Transformers: Revenge of the Fallen
Directed by Michael Bay
Review by Tony Sheppard
Describing this movie is an almost pointless exercise. It’s not going to be seen—or not seen—because of what critics think, or based on minor details like logical storytelling and plot coherence (or the lack thereof). It’s a movie that will be raved about by fanboys and by those who just dig 150 minutes of sequentially coordinated but also oddly disjointed special effects. In that regard, it’s a visual orgy of arbitrary excess.
That arbitrariness often comes in the form of clashes between the signature “alien robots” with no real sense of logic as to who is likely to win in any such encounter. That the Autobots win more on balance than the Decepticons seems to have very little foundation other than the old movie phenomenon that suggests that good guys are stronger and shoot straighter than bad guys. We are somewhat reliably informed that Optimus Prime (a juggernaut of a good guy) is going to win any reasonably fair fight, which makes one wonder if it’s really that fair, but you could reverse the outcome of almost any other clash without really affecting much or noticing the difference.
You’d have to watch the movie at about quarter speed to actually pay close attention to the robots as they make their extraordinarily complicated transformations from vehicles or appliances to hyper-articulated fighting machines. There isn’t an ounce of subtlety in the movie – not that any is expected from either the material or the director. The first sight of Megan Fox, for example, is in short shorts, from behind, as she stretches across a custom motorcycle. If she’s the objectified object of lust, and she is, then most of the other characters are just as broadly painted archetypes.
This is a movie that stalls in the midst of a headlong quest for the ultimate weapon for an unlikely romantic interlude, and which can somehow take us through the back wall of the Air and Space Museum directly into an airplane graveyard somewhere in the desert. It’s clearly more of a commercial for the US military and Chevrolet than for Mapquest or MENSA. But Shia gets sweaty, Megan gets skimpy, his parents provide moderately comic relief, robots share b-movie witticisms as they pound on each other, and many, many, many things explode. And those are what will ultimately matter as it takes the box office crown for a week or two.

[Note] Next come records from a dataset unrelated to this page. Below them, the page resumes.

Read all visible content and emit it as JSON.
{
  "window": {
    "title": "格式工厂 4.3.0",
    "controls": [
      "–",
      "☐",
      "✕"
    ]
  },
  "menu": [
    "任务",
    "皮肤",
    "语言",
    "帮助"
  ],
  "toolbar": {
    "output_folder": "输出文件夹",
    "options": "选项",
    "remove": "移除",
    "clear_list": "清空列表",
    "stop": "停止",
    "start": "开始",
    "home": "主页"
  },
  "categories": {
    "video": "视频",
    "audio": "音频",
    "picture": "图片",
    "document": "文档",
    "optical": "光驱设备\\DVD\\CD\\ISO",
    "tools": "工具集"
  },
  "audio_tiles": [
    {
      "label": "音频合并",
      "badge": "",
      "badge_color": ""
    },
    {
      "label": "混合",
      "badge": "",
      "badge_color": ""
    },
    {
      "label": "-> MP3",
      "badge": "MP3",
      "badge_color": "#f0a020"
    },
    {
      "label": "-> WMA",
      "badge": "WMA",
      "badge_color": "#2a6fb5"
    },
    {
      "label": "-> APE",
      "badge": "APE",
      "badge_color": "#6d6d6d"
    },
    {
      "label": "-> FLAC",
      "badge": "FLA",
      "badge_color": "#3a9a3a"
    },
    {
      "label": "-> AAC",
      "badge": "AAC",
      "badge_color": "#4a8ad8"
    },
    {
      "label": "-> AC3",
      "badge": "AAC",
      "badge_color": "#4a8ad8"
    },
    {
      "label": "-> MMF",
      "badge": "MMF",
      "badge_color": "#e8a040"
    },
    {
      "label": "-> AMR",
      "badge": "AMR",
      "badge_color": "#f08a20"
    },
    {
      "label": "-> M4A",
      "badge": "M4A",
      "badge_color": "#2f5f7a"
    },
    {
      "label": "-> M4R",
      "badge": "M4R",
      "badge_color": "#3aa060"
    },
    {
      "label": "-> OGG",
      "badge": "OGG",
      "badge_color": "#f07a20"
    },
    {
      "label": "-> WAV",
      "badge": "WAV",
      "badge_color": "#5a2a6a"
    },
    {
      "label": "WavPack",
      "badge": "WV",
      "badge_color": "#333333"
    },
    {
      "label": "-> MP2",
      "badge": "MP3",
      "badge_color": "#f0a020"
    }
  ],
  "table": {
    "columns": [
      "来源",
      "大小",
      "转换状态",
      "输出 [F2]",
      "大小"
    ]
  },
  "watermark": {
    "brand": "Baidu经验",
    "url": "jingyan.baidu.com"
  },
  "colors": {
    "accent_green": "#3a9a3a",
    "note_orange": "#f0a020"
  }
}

Star Trek: Esquire IMAX
Directed by J.J. Abrams
Review by Malcolm Maclachlan
Star Trek is one of those properties that started out bad and keeps getting better (though not necessarily consistently). Let me start out by saying I’m not a Trekkie, and thought the original series was pretty awful (with the exception of the oddly awesome Leonard Nimoy, who makes an extended cameo).
So I’m not too concerned with any changes they may have made that would upset the purists. That said, this new version pumps up the Hollywood aspects with more action, more-ear buffeting sound, and especially much younger, better looking actors.
Leads Chris Pine (James T. Kirk) and Zachary Quinto (Spock) pay homage to their predecessors while making the roles their own. The twenty-something Kirk is a superficially troubled rebel with a birth story worthy of a messiah. The new Spock is more troubled by his half-human emotions than the original. I found this a bit annoying at times, but it’s a minor complaint. They also riff on many of the minor characters, most effectively Bones the doctor (Karl Urban), in ways that those barely aware of the original 1966 series can basically get. And like always, minor characters dressed in red always meet unfortunate ends.
Many of the earlier Star Trek movies might not have been worth seeing on the big screen, but this one definitely was. The space sequences were particularly effective because of the immersive effect you get from that huge screen. Like all earlier Star Trek efforts, this one involves absurd physics and nearly impossible plots. Though both are used in a clever way to make sure they don’t have to stay at all consistent with any of the Star Trek properties that came before.
In short, “Star Trek” is well-paced, exciting, and looks great. I’ve only seen one other blockbuster this summer (the absurdly awful “Terminator: Salvation”), but the consensus seems to be that this is the summer flick to check out.
Continuing: Sacramento French Film Festival
The 8th Sacramento French Film Festival got off to a great start last weekend and continues on the 27th and 28th with 11 more film programs, culminating on Sunday at 8:45pm with “Welcome” a drama about immigration, followed by a champagne party.
Last weekend we checked out a couple of flicks with political overtones. “Z” tells the thinly-fictionized story of a real political assassination in Greece in the 1960s. It features fast-paced political intrigue, seeming current despite being over thirty years old and featuring clubs are the only weapons. “Camping,” a surprise 2006 hit, tells the story of the clash of social classes (did you know they still had that in France) in the venue of a beach campground.
Save the Dates: 10th Annual Sacramento Film and Music Festival
July 14th – August 2nd at the Crest Theatre – check this column in future weeks, or www.sacfilm.com, for more details.